The 23rd annual OEM-supplier Working Relations Index (WRI) study finds that suppliers aren’t getting enough insight into automakers’ EV transition plans.
Inadequate information about domestic and Japanese automakers’ product timelines and strategic plans relating to the transition from ICE-powered vehicles to EVs has emerged as a major issue for suppliers, according to an annual study focused on the OEM-supplier working relationship. “The most significant risk of not having a clear roadmap is that it can freeze the supplier,” Dave Andrea, principal in Plante Moran’s Strategy and Automotive & Mobility Consulting Practice, said about his firm’s 2023 North American Automotive OEM-Tier 1 Supplier Working Relations Index (WRI) study.
For many suppliers, it isn’t feasible to simultaneously invest in ICE-related technologies and EV programs. “If they don’t know what to invest in, or when, or how much, they won’t invest in EV programs, as no company wants stranded assets, like a plant standing idle just waiting for an EV program to come to fruition,” Andrea told SAE Media. The most likely outcome from an EV information ‘desert:’ suppliers will continue to focus on existing ICE production orders and investments — as that’s the known revenue source.
“OEMs and suppliers must focus on defining the long-term EV strategy,” said Andrea. In the meantime, suppliers are dealing with many financial headaches, including supply-chain disruptions, soaring raw-material prices and inflationary costs. “Unanticipated inflation has spilled over to labor, transportation, energy and other inputs, and this industry isn’t strong at managing these issues,” Andrea said.
Navigating the ICE-EV transition
While the legacy automakers are supporting their march to electrification with ICE-powered vehicle sales, suppliers essentially are left in a state of flux. “Private-equity firms are looking to consolidate some sectors to keep volumes and scales up in traditional ICE sectors,” said Andrea. Many large suppliers are carving out their pure ICE products and divisions to focus their investments on EVs. Other suppliers are making minimal EV-related investments and/or re-shuffling their product mix.
The number of component providers is expected to decline as the EV transition unfolds. “There will be mergers and acquisitions as companies, particularly in the ICE powertrain area, are de-sourced and revenues go down, making consolidation attractive,” Andrea concluded. For companies producing EV components, the firms unable to grow resources fast enough are likely to acquire technologies as well as add workers and production capacity via mergers or acquisitions.
The WRI study, based on online responses collected from mid-February to mid-April 2023, reflects input from 715 salespeople at 459 Tier 1 companies. The survey addresses suppliers’ perceptions of their relationships with Ford, General Motors, Honda, Nissan, Stellantis, and Toyota. Respondent firms, accounting for approximately 50% of the six OEM’s annual purchases, represent 38 of the Top 50 North American suppliers. Now in its 23rd year, the WRI study was founded in 2001 by Dr. John Henke of Planning Perspectives, Inc. and acquired by Plante Moran in 2019.

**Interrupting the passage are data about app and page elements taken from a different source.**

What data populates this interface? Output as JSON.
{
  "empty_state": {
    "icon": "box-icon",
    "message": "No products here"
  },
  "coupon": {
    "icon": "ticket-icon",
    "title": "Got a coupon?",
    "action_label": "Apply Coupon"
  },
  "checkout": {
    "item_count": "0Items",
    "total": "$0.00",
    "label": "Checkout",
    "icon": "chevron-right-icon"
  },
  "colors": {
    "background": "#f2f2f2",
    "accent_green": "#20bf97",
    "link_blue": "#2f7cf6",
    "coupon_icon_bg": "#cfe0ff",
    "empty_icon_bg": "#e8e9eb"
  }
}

Value of communications
The respected WRI study has repeatedly shown that timely communication and effective product-development involvement are cornerstones to good working relations. “When we ask suppliers which OEMs engage the suppliers most effectively in the product development process, the best-to-last order is Honda, GM, Toyota, Ford, Nissan and Stellantis. “The challenge for automakers is balancing cost competitiveness with strong supplier partnerships by identifying lead suppliers on platforms early,” Andrea said.
For a record 13th time, Toyota ranked tops in the annual study, followed in order by Honda, GM, Nissan, Ford, and Stellantis. WRI scores dropped slightly for Toyota and Honda. Ford’s scores dipped significantly, while GM, Nissan, and Stellantis improved.
Stellantis had the biggest gain year-over-year, going from 128 to 145 points. “Stellantis’ 17-point increase was driven by a leadership change that reoriented their practices toward building partnerships,” noted Andrea. The 23-point decline for Ford is attributed to organizational moves. “The changes were done to deliver more EV nameplates and production volume, but the transition left suppliers concerned about their long-term future with Ford,” Andrea said.
The biggest surprise of this year’s WRI study was Toyota. “This automaker is known for its continuous-improvement mantra, yet Toyota has been flat for the past three years,” said Andrea. Toyota has been trending downward in the study on certain attributes, including technical and commercial knowledge. One underlying reason for the flatlining is the addition of new manufacturing plants. “It’s a growth churn,” Andrea said.